TASK
Which lines of the entries contain the word "Minutes"? Please list them.

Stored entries

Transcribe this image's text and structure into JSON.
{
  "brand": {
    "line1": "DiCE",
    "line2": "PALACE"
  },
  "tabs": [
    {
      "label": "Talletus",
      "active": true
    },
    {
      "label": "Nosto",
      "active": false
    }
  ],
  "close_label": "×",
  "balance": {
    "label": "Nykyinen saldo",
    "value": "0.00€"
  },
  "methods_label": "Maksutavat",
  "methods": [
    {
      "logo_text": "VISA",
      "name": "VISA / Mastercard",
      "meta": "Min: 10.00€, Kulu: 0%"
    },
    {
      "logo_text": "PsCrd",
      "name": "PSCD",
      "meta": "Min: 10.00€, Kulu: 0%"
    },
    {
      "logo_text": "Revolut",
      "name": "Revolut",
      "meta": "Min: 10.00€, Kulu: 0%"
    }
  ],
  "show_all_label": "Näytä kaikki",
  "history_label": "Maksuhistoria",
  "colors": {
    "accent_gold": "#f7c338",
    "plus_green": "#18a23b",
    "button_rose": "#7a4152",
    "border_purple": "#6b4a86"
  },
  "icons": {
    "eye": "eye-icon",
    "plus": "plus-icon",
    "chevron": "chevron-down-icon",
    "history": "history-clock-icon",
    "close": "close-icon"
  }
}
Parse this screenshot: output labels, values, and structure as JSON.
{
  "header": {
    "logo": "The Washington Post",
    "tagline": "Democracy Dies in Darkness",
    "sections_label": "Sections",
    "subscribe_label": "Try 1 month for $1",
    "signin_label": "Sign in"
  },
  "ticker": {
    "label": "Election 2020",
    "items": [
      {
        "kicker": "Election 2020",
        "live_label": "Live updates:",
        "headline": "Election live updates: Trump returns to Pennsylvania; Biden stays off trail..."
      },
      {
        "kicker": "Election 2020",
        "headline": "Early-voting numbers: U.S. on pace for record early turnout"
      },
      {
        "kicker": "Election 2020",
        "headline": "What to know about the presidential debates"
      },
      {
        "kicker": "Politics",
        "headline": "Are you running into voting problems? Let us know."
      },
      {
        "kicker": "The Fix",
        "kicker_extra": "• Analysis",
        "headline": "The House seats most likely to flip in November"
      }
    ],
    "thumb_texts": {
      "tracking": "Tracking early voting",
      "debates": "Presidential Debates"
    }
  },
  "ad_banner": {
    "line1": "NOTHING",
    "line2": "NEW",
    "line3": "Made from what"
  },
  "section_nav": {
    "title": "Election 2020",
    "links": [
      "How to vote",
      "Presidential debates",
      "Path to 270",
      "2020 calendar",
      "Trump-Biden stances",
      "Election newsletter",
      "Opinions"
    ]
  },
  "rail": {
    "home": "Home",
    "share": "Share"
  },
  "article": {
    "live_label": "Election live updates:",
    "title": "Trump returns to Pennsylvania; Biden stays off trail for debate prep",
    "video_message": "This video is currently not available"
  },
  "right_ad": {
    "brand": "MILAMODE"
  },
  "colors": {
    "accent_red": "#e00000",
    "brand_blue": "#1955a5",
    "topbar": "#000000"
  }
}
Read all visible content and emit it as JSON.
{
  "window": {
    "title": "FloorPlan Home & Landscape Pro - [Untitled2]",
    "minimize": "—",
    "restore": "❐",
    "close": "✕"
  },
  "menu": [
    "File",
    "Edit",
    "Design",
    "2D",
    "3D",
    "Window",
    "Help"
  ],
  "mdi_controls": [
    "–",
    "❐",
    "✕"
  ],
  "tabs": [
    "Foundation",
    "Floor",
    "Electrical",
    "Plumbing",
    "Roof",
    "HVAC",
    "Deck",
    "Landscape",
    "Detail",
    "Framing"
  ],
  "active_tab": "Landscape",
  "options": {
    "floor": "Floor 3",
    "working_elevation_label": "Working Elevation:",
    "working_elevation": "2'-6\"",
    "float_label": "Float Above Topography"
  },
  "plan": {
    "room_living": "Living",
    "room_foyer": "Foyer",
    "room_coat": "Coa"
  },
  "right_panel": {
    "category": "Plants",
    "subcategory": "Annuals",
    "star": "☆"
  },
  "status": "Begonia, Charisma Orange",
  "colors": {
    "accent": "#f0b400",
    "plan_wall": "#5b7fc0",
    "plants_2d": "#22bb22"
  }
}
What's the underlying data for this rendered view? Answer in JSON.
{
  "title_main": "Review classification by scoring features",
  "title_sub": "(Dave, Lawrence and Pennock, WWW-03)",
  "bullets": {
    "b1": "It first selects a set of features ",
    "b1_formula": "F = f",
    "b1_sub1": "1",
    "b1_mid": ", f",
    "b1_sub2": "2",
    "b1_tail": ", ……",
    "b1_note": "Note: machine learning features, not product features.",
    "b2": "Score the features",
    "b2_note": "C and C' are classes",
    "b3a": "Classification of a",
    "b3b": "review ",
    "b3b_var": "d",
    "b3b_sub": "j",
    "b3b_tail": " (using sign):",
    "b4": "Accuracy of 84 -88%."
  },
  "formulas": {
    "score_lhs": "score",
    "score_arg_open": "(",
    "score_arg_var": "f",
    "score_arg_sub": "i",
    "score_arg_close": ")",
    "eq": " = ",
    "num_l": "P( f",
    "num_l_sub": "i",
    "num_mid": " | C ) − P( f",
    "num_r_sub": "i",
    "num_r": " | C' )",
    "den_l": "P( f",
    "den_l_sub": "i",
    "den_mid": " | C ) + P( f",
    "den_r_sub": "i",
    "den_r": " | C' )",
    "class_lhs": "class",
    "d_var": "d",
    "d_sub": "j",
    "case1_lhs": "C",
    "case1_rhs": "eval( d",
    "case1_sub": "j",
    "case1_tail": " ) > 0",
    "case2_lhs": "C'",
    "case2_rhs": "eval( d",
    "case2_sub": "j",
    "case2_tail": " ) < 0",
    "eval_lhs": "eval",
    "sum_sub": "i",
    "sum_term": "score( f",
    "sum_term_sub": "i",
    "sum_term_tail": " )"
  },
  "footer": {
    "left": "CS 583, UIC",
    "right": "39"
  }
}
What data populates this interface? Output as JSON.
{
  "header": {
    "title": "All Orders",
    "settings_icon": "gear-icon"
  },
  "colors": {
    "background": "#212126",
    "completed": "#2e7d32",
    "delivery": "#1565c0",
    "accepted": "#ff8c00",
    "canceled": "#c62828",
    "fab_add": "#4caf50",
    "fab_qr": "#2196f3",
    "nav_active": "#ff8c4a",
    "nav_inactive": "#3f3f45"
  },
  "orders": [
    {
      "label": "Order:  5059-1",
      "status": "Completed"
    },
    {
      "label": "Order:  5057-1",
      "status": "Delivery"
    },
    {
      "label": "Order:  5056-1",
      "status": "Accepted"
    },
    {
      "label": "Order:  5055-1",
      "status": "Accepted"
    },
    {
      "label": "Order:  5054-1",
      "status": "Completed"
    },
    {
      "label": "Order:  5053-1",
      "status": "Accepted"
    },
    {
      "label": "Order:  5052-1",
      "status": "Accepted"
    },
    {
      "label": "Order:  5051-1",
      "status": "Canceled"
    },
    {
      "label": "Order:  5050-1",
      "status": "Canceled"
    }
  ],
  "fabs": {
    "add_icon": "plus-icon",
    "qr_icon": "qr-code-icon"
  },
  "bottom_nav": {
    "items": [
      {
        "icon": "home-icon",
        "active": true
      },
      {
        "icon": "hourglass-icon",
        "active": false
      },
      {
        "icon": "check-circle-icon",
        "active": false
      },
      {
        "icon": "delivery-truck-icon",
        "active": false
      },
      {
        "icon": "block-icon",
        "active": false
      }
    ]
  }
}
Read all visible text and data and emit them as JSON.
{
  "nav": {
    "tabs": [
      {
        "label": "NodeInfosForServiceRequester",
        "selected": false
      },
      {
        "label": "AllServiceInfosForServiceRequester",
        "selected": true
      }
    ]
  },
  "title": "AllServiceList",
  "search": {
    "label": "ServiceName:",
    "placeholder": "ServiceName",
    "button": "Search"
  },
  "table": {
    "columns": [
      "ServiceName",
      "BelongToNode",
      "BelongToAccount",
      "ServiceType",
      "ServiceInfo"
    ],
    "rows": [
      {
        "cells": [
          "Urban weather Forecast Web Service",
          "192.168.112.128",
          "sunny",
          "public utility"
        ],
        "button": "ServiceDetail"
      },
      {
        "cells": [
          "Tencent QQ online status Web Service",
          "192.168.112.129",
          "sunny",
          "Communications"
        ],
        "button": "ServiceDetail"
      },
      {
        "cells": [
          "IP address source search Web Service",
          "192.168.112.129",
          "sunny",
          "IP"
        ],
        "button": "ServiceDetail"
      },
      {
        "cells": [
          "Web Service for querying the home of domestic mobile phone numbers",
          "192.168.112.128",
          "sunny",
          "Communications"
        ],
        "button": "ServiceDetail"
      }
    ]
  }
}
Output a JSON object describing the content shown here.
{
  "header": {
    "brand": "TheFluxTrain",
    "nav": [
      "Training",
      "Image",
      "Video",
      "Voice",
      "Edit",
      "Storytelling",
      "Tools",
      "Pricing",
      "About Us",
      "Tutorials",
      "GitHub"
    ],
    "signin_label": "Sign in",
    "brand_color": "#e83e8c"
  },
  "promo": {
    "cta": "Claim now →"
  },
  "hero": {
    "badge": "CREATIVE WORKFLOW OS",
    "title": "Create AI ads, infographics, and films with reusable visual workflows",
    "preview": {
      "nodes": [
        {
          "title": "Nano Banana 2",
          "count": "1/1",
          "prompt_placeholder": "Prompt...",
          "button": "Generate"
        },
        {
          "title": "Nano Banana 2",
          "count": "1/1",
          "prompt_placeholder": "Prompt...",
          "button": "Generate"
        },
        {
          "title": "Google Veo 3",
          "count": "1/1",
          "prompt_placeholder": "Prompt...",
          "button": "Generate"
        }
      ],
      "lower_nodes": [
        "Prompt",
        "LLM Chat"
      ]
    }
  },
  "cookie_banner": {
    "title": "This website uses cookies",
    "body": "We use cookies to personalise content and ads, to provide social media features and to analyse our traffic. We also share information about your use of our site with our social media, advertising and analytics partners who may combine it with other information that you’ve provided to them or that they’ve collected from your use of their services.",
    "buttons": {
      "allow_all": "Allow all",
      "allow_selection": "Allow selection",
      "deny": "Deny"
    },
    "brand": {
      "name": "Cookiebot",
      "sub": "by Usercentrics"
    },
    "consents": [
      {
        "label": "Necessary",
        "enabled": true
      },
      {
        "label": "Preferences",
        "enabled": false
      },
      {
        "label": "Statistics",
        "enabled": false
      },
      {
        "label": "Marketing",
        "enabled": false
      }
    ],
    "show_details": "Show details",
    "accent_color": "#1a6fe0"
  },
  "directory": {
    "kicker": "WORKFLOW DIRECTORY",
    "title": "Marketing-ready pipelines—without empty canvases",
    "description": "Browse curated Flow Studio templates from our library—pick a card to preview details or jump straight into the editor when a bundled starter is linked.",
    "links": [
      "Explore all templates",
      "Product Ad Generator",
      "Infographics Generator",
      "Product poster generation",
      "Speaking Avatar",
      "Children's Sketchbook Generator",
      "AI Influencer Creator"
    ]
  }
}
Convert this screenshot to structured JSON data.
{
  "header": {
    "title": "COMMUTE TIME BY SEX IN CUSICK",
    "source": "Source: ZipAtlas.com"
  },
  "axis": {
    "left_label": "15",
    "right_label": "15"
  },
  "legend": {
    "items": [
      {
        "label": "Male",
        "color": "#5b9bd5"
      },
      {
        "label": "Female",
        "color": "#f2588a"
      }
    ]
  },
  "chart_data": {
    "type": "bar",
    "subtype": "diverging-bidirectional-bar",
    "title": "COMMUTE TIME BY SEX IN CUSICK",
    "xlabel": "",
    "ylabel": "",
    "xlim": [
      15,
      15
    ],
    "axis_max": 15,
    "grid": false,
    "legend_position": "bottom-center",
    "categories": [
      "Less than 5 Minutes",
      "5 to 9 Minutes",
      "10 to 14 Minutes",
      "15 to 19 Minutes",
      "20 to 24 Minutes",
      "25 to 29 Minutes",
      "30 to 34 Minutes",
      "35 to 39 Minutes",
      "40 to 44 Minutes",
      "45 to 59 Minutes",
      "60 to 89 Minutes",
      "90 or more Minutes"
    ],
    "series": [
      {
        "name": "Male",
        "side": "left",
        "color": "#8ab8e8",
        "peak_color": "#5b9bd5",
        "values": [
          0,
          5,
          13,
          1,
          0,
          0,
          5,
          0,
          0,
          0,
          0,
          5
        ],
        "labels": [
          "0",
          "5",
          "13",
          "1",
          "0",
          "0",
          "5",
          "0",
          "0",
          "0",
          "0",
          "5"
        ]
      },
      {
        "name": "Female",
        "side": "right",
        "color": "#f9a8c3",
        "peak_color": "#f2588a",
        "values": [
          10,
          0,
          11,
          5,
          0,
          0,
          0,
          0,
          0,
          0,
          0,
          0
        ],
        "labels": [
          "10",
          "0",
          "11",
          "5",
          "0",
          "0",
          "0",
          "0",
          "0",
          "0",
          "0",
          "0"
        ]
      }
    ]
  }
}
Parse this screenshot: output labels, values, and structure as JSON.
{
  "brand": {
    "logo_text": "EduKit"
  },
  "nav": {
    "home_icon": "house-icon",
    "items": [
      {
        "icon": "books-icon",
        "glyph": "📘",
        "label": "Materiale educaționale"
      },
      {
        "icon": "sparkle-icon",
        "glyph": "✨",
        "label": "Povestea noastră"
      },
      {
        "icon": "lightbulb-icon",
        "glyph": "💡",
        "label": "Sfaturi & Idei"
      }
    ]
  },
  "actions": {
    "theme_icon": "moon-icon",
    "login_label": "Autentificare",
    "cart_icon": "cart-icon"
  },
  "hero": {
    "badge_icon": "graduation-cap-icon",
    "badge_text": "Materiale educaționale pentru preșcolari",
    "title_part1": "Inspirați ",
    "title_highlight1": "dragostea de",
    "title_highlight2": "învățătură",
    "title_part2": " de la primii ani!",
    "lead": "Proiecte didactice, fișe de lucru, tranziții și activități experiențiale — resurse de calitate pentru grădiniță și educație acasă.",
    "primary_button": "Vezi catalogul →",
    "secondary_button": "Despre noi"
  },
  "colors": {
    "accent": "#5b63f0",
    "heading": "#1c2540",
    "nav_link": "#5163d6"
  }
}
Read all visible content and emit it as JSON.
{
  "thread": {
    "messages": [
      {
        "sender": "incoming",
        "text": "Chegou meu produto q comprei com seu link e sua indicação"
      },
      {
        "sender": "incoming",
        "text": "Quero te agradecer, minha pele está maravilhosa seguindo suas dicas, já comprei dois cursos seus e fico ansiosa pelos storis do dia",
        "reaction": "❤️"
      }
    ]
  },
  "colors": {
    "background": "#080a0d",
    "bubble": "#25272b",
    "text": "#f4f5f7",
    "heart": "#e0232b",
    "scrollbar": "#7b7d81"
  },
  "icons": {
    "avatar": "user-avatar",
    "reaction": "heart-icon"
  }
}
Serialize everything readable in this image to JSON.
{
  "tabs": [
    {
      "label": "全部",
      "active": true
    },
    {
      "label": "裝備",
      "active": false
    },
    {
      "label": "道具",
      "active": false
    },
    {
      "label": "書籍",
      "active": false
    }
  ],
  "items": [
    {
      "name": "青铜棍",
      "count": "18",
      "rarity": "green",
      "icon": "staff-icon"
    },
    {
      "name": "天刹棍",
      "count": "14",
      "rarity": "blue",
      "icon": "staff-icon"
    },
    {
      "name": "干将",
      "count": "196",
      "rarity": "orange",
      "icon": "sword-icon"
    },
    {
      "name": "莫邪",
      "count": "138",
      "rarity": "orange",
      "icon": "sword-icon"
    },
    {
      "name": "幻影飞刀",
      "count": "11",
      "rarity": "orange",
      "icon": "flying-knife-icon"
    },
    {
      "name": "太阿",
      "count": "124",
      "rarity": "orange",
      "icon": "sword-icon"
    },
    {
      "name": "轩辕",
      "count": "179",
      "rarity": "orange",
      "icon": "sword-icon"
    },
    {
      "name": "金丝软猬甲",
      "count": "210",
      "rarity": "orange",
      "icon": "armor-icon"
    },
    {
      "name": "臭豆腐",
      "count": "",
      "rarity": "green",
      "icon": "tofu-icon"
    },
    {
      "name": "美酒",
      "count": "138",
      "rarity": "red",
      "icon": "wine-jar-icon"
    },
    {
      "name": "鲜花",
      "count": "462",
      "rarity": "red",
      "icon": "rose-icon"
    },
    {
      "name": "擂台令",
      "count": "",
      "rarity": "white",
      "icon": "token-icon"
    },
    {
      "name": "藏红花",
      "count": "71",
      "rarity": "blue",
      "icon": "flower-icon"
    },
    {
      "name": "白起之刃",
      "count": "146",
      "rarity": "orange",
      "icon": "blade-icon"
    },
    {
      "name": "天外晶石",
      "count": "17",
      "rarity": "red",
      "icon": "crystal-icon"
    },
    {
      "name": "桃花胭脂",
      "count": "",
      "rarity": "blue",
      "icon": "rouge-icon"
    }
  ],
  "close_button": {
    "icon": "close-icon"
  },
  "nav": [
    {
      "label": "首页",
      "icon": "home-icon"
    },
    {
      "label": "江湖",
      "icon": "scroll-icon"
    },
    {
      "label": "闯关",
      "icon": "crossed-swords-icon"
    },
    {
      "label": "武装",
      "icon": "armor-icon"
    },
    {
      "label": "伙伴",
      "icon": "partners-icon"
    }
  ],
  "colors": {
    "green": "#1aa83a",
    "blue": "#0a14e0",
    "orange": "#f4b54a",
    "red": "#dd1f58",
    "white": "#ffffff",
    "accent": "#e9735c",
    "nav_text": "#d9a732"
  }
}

ANSWER TO THIS TASK
      "Less than 5 Minutes",
      "5 to 9 Minutes",
      "10 to 14 Minutes",
      "15 to 19 Minutes",
      "20 to 24 Minutes",
      "25 to 29 Minutes",
      "30 to 34 Minutes",
      "35 to 39 Minutes",
      "40 to 44 Minutes",
      "45 to 59 Minutes",
      "60 to 89 Minutes",
      "90 or more Minutes"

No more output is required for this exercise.